Say how many lines in the data below contain the word "this", and give no other text.

----- Input records -----

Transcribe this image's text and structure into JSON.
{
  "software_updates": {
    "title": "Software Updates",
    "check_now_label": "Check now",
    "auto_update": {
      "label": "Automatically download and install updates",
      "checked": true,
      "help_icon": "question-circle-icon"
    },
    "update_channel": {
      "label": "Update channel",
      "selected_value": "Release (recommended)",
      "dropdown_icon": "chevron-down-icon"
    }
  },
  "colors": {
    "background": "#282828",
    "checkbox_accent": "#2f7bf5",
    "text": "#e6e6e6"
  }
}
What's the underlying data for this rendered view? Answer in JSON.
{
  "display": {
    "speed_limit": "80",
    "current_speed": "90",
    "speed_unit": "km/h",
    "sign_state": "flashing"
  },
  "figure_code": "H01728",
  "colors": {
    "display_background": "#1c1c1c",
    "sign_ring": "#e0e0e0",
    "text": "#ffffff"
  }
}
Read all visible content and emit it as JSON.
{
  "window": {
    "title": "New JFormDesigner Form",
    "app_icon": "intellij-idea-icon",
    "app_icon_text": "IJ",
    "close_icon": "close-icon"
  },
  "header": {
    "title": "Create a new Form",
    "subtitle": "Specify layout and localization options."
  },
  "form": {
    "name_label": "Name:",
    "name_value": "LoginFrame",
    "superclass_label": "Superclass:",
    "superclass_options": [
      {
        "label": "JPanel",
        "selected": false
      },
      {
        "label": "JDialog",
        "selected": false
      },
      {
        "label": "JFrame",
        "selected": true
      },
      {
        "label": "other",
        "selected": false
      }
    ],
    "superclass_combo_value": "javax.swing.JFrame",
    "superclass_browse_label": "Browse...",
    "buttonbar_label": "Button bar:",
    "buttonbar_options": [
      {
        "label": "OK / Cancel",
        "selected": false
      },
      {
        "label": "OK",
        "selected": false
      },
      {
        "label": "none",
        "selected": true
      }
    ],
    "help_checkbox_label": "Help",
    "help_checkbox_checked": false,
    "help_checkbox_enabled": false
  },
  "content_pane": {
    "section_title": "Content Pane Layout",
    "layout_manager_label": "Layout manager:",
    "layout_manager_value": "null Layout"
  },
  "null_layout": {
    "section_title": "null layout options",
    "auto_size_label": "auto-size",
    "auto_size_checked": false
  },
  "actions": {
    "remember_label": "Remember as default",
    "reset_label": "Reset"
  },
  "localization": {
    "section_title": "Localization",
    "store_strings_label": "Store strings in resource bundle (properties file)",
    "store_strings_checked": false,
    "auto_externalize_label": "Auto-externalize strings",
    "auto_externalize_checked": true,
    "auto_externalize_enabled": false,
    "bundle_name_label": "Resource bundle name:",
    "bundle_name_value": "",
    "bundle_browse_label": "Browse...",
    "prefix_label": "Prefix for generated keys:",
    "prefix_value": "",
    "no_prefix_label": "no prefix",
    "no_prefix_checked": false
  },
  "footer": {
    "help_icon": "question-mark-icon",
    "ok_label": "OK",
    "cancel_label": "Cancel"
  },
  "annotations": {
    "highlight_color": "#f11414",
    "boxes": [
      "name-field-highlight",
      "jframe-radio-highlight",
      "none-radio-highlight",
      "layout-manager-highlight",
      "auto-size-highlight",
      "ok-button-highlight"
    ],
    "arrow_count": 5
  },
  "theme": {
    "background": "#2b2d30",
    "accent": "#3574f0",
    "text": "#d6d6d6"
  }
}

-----

- Written answer -
2